Each line that contains the word "Recursos" counts once; give the total for the records below and nothing else.

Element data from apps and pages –
....

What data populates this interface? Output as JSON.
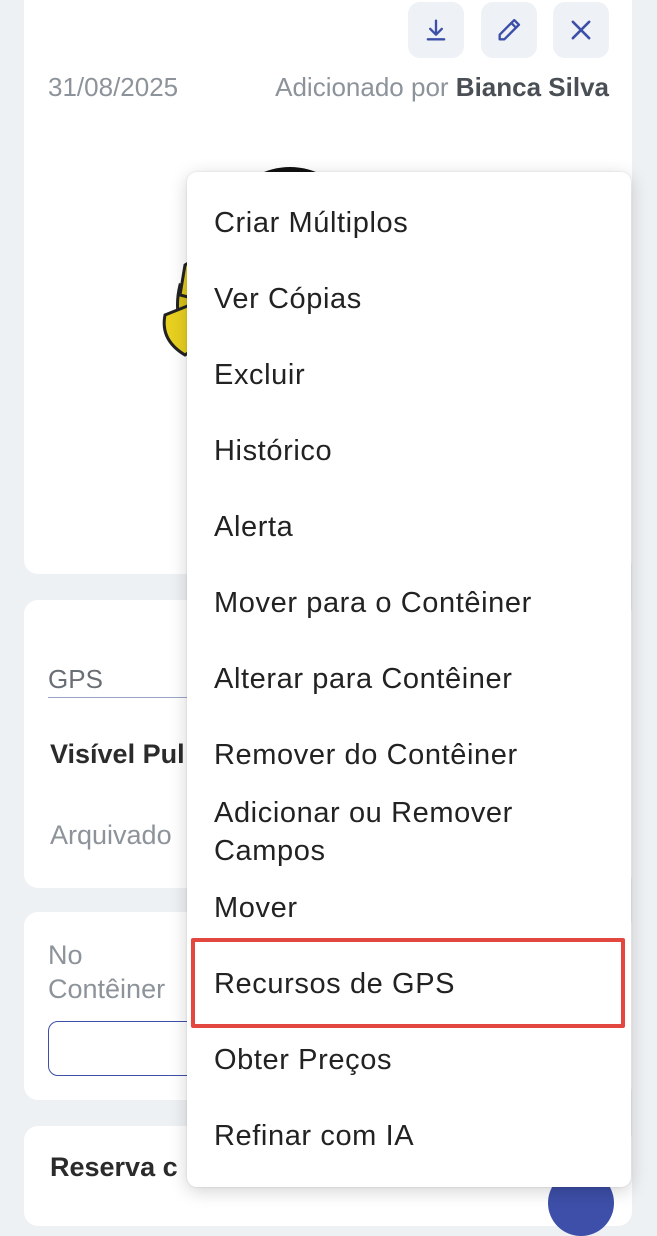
{
  "header": {
    "date": "31/08/2025",
    "added_by_prefix": "Adicionado por ",
    "added_by_name": "Bianca Silva",
    "icons": [
      "download-icon",
      "pencil-icon",
      "close-icon"
    ]
  },
  "details": {
    "gps_label": "GPS",
    "visible_public": "Visível Pul",
    "archived": "Arquivado",
    "in_container_line1": "No",
    "in_container_line2": "Contêiner",
    "reserva": "Reserva c"
  },
  "menu": {
    "items": [
      "Criar Múltiplos",
      "Ver Cópias",
      "Excluir",
      "Histórico",
      "Alerta",
      "Mover para o Contêiner",
      "Alterar para Contêiner",
      "Remover do Contêiner",
      "Adicionar ou Remover Campos",
      "Mover",
      "Recursos de GPS",
      "Obter Preços",
      "Refinar com IA"
    ],
    "highlighted_item": "Recursos de GPS"
  },
  "colors": {
    "accent": "#3d4fa8",
    "highlight": "#e2483f",
    "background": "#eef1f4"
  }
}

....

Response below – 2